About: Tobacco Free Initiative in the Western Pacific Region
The World Health Organization's Tobacco Free Initiative (TFI) was established in 1998 to focus and channel international attention, resources, and action to reduce the global burden of disease and death caused by tobacco use. TFI provides global policy leadership, encouraging mobilizations at all levels of society, promoting the WHO Framework Convention for Tobacco Control (FCTC).
There are an estimated 430 million smokers residing in the Western Pacific Region, or about one third of the world's smokers. Compared to the other five WHO Regions, the Western Pacific Region has the greatest number of smokers, among the highest rates of male smoking, and the fastest increase of tobacco use among women and young people.
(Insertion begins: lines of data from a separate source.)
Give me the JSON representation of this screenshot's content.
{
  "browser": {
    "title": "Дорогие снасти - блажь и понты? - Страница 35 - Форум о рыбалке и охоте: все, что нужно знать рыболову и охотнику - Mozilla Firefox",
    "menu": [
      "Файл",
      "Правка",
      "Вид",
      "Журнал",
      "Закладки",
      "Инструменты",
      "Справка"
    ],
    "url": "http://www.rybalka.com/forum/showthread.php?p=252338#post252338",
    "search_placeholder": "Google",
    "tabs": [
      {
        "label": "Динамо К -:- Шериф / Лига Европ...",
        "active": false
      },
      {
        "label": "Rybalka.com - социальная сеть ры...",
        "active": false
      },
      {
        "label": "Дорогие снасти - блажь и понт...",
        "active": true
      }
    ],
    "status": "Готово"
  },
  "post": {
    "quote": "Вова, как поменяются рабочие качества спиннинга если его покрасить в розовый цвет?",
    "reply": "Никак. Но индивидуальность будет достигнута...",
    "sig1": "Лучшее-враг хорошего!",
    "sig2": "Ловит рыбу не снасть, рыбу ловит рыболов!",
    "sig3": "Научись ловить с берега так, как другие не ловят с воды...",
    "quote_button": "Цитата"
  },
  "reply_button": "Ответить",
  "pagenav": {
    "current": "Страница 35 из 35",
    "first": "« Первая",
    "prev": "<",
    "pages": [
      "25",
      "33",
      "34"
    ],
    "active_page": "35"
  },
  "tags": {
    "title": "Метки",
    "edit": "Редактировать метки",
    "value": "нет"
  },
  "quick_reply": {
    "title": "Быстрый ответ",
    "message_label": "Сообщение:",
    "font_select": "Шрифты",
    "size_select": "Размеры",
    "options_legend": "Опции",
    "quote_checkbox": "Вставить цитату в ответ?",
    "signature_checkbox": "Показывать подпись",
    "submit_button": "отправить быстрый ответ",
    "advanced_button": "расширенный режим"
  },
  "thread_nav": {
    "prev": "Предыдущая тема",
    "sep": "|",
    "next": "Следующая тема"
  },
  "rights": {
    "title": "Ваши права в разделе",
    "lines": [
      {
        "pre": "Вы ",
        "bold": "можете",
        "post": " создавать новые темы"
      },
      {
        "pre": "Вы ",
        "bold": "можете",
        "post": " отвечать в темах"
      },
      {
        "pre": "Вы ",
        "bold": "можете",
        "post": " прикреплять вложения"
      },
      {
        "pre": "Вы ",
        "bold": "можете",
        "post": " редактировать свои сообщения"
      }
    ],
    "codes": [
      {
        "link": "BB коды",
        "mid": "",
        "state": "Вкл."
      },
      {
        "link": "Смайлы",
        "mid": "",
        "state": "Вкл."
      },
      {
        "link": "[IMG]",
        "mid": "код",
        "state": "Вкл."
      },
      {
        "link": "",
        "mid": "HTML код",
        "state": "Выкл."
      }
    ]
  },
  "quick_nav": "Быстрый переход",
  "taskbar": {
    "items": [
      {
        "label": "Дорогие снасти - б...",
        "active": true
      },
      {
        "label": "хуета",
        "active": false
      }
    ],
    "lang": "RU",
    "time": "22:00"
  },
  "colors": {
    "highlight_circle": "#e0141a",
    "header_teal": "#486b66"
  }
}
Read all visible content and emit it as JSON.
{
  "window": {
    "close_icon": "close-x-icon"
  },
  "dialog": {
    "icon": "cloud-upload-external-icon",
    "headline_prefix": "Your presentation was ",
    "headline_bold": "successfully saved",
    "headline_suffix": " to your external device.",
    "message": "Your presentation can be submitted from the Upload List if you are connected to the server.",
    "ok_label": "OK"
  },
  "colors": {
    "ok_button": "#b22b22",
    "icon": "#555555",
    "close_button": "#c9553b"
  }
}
In the Western Pacific Region it is estimated that two people die every minute from tobacco-related disease, and half of all men, women, and children are regularly exposed to secondhand smoke at home and in public places. It was estimated that in 2004 there were 117 400 deaths in the region due to exposure to secondhand smoke.
Through ratification of the WHO FCTC, all countries in the Region have an obligation to implement the international regulatory framework to control tobacco use. The Regional Action Plan for the Tobacco Free Initiative in the Western Pacific Region (2010-2014) was developed by TFI in consultation with Member States to stimulate development and strengthening of national coordinating mechanisms and national action plans towards complete implementation of the WHO FCTC.